# Work request:
In the records that follow, find each line containing "controller" and copy it.

# Records for the exercise:
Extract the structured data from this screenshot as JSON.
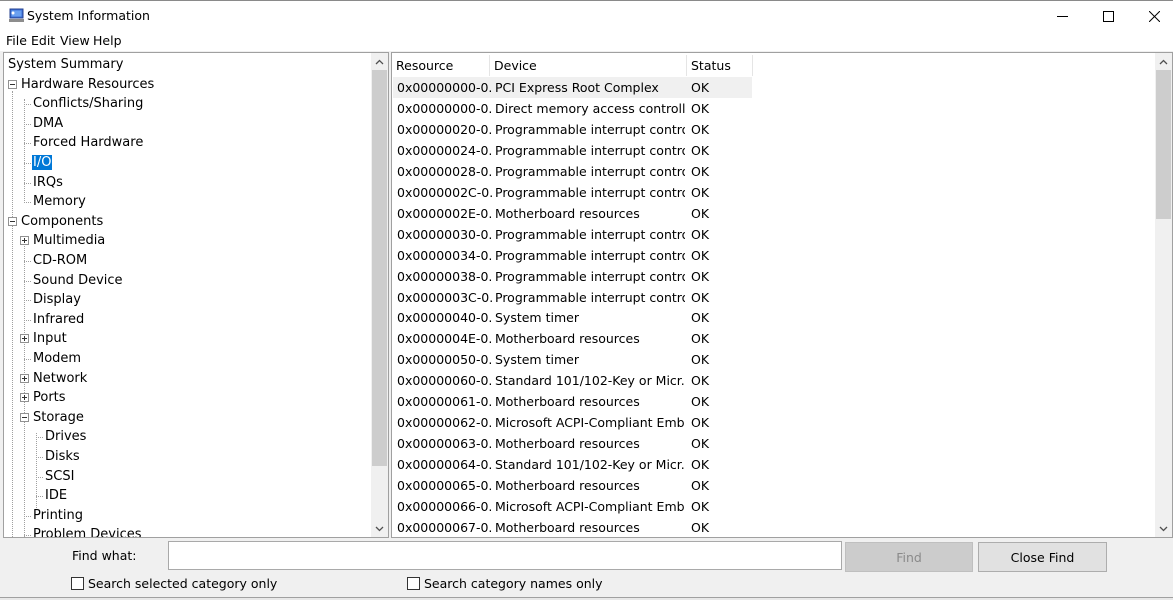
{
  "window": {
    "title": "System Information",
    "controls": {
      "minimize": "—",
      "maximize": "☐",
      "close": "✕"
    }
  },
  "menu": [
    "File",
    "Edit",
    "View",
    "Help"
  ],
  "tree": {
    "items": [
      {
        "label": "System Summary",
        "level": 0,
        "toggle": null
      },
      {
        "label": "Hardware Resources",
        "level": 0,
        "toggle": "minus"
      },
      {
        "label": "Conflicts/Sharing",
        "level": 1,
        "toggle": null
      },
      {
        "label": "DMA",
        "level": 1,
        "toggle": null
      },
      {
        "label": "Forced Hardware",
        "level": 1,
        "toggle": null
      },
      {
        "label": "I/O",
        "level": 1,
        "toggle": null,
        "selected": true
      },
      {
        "label": "IRQs",
        "level": 1,
        "toggle": null
      },
      {
        "label": "Memory",
        "level": 1,
        "toggle": null
      },
      {
        "label": "Components",
        "level": 0,
        "toggle": "minus"
      },
      {
        "label": "Multimedia",
        "level": 1,
        "toggle": "plus"
      },
      {
        "label": "CD-ROM",
        "level": 1,
        "toggle": null
      },
      {
        "label": "Sound Device",
        "level": 1,
        "toggle": null
      },
      {
        "label": "Display",
        "level": 1,
        "toggle": null
      },
      {
        "label": "Infrared",
        "level": 1,
        "toggle": null
      },
      {
        "label": "Input",
        "level": 1,
        "toggle": "plus"
      },
      {
        "label": "Modem",
        "level": 1,
        "toggle": null
      },
      {
        "label": "Network",
        "level": 1,
        "toggle": "plus"
      },
      {
        "label": "Ports",
        "level": 1,
        "toggle": "plus"
      },
      {
        "label": "Storage",
        "level": 1,
        "toggle": "minus"
      },
      {
        "label": "Drives",
        "level": 2,
        "toggle": null
      },
      {
        "label": "Disks",
        "level": 2,
        "toggle": null
      },
      {
        "label": "SCSI",
        "level": 2,
        "toggle": null
      },
      {
        "label": "IDE",
        "level": 2,
        "toggle": null
      },
      {
        "label": "Printing",
        "level": 1,
        "toggle": null
      },
      {
        "label": "Problem Devices",
        "level": 1,
        "toggle": null
      }
    ]
  },
  "table": {
    "columns": [
      "Resource",
      "Device",
      "Status"
    ],
    "rows": [
      [
        "0x00000000-0...",
        "PCI Express Root Complex",
        "OK"
      ],
      [
        "0x00000000-0...",
        "Direct memory access controller",
        "OK"
      ],
      [
        "0x00000020-0...",
        "Programmable interrupt contro...",
        "OK"
      ],
      [
        "0x00000024-0...",
        "Programmable interrupt contro...",
        "OK"
      ],
      [
        "0x00000028-0...",
        "Programmable interrupt contro...",
        "OK"
      ],
      [
        "0x0000002C-0...",
        "Programmable interrupt contro...",
        "OK"
      ],
      [
        "0x0000002E-0...",
        "Motherboard resources",
        "OK"
      ],
      [
        "0x00000030-0...",
        "Programmable interrupt contro...",
        "OK"
      ],
      [
        "0x00000034-0...",
        "Programmable interrupt contro...",
        "OK"
      ],
      [
        "0x00000038-0...",
        "Programmable interrupt contro...",
        "OK"
      ],
      [
        "0x0000003C-0...",
        "Programmable interrupt contro...",
        "OK"
      ],
      [
        "0x00000040-0...",
        "System timer",
        "OK"
      ],
      [
        "0x0000004E-0...",
        "Motherboard resources",
        "OK"
      ],
      [
        "0x00000050-0...",
        "System timer",
        "OK"
      ],
      [
        "0x00000060-0...",
        "Standard 101/102-Key or Micr...",
        "OK"
      ],
      [
        "0x00000061-0...",
        "Motherboard resources",
        "OK"
      ],
      [
        "0x00000062-0...",
        "Microsoft ACPI-Compliant Emb...",
        "OK"
      ],
      [
        "0x00000063-0...",
        "Motherboard resources",
        "OK"
      ],
      [
        "0x00000064-0...",
        "Standard 101/102-Key or Micr...",
        "OK"
      ],
      [
        "0x00000065-0...",
        "Motherboard resources",
        "OK"
      ],
      [
        "0x00000066-0...",
        "Microsoft ACPI-Compliant Emb...",
        "OK"
      ],
      [
        "0x00000067-0...",
        "Motherboard resources",
        "OK"
      ]
    ]
  },
  "find": {
    "label": "Find what:",
    "value": "",
    "placeholder": "",
    "find_button": "Find",
    "close_button": "Close Find",
    "search_selected_label": "Search selected category only",
    "search_selected_checked": false,
    "search_names_label": "Search category names only",
    "search_names_checked": false
  },
  "scroll": {
    "tree_thumb_fraction_start": 0.0,
    "tree_thumb_fraction_size": 0.88,
    "list_thumb_fraction_start": 0.0,
    "list_thumb_fraction_size": 0.33
  },
  "colors": {
    "selection": "#0078d7",
    "accent_icon": "#2b4fb5"
  }
}
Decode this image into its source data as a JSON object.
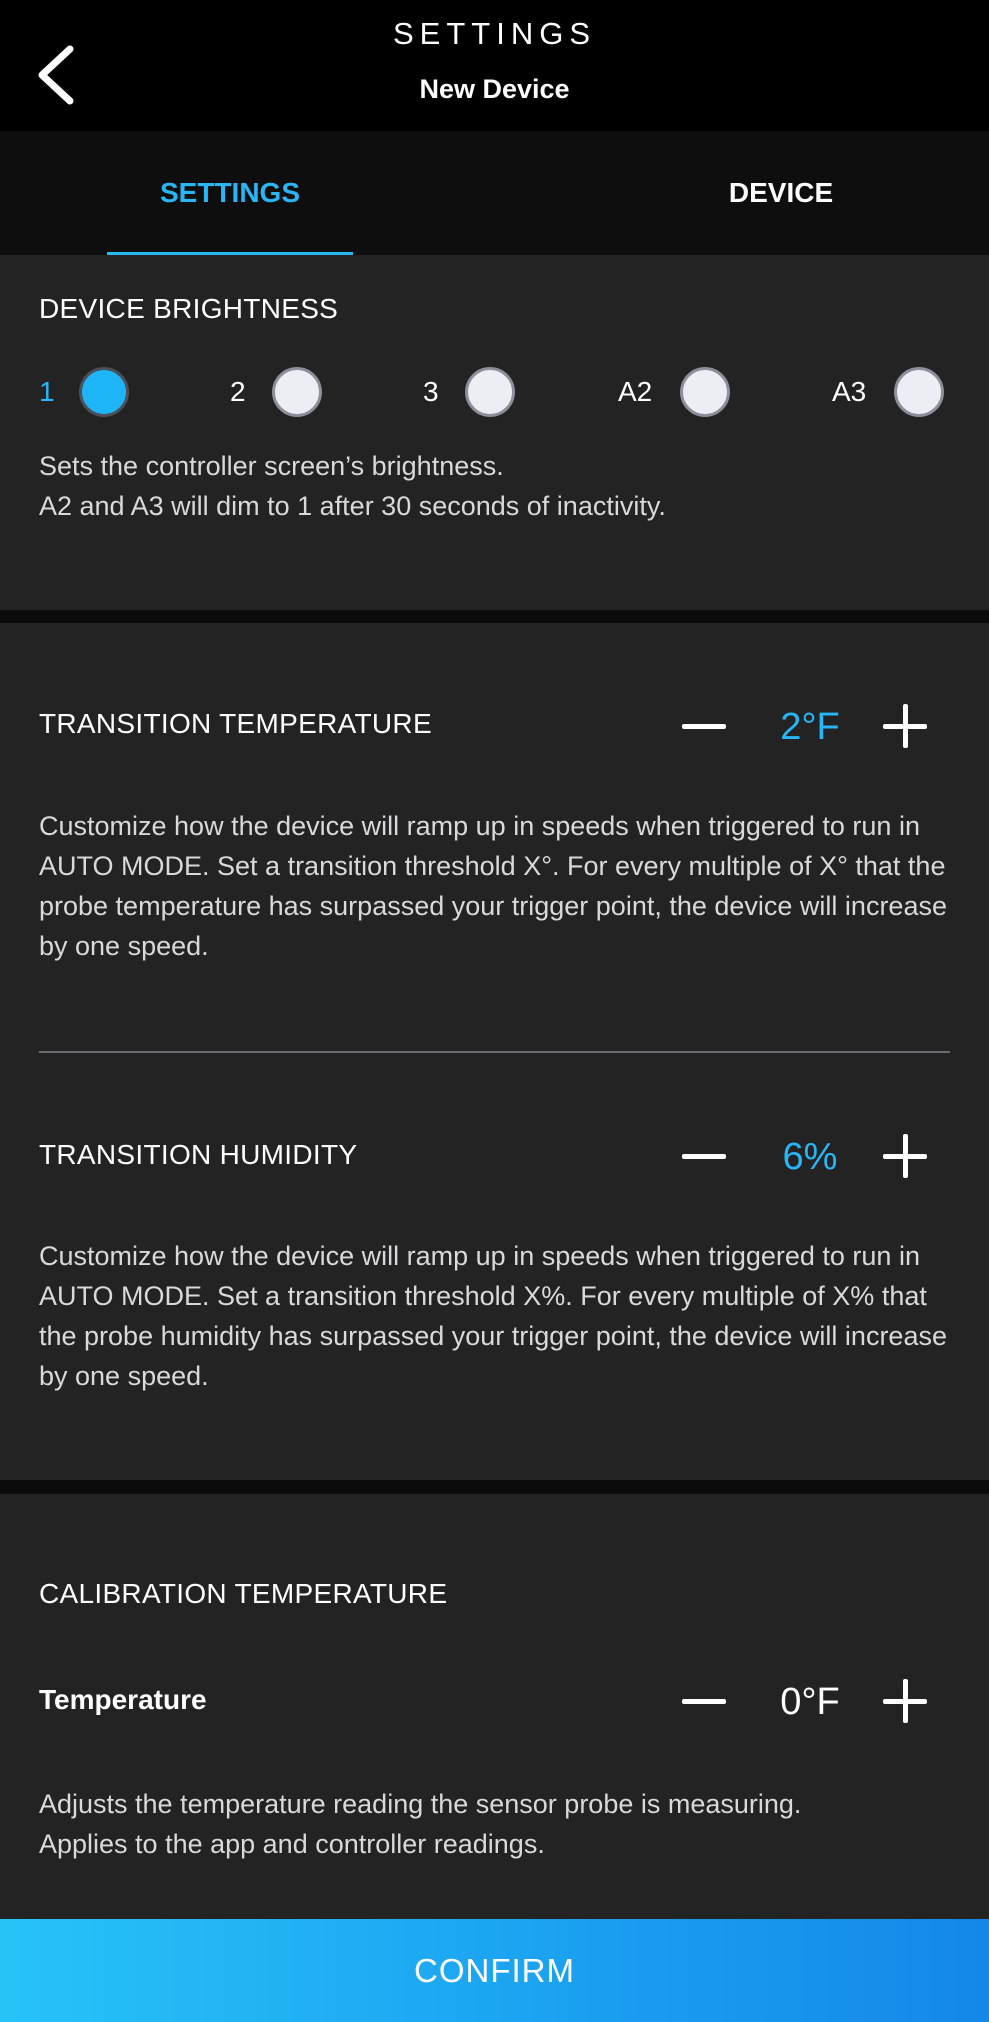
{
  "header": {
    "title": "SETTINGS",
    "subtitle": "New Device"
  },
  "tabs": [
    {
      "label": "SETTINGS",
      "active": true
    },
    {
      "label": "DEVICE",
      "active": false
    }
  ],
  "brightness": {
    "title": "DEVICE BRIGHTNESS",
    "options": [
      {
        "label": "1",
        "selected": true
      },
      {
        "label": "2",
        "selected": false
      },
      {
        "label": "3",
        "selected": false
      },
      {
        "label": "A2",
        "selected": false
      },
      {
        "label": "A3",
        "selected": false
      }
    ],
    "desc_line1": "Sets the controller screen’s brightness.",
    "desc_line2": "A2 and A3 will dim to 1 after 30 seconds of inactivity."
  },
  "transition_temperature": {
    "title": "TRANSITION TEMPERATURE",
    "value": "2°F",
    "description": "Customize how the device will ramp up in speeds when triggered to run in AUTO MODE. Set a transition threshold X°. For every multiple of X° that the probe temperature has surpassed your trigger point, the device will increase by one speed."
  },
  "transition_humidity": {
    "title": "TRANSITION HUMIDITY",
    "value": "6%",
    "description": "Customize how the device will ramp up in speeds when triggered to run in AUTO MODE. Set a transition threshold X%. For every multiple of X% that the probe humidity has surpassed your trigger point, the device will increase by one speed."
  },
  "calibration": {
    "title": "CALIBRATION TEMPERATURE",
    "label": "Temperature",
    "value": "0°F",
    "desc_line1": "Adjusts the temperature reading the sensor probe is measuring.",
    "desc_line2": "Applies to the app and controller readings."
  },
  "confirm_label": "CONFIRM",
  "colors": {
    "accent": "#29b6f6",
    "panel": "#232324",
    "background": "#0b0b0c"
  }
}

# Task output:
        "Direct memory access controller",
    "desc_line1": "Sets the controller screen’s brightness.",
    "desc_line2": "Applies to the app and controller readings."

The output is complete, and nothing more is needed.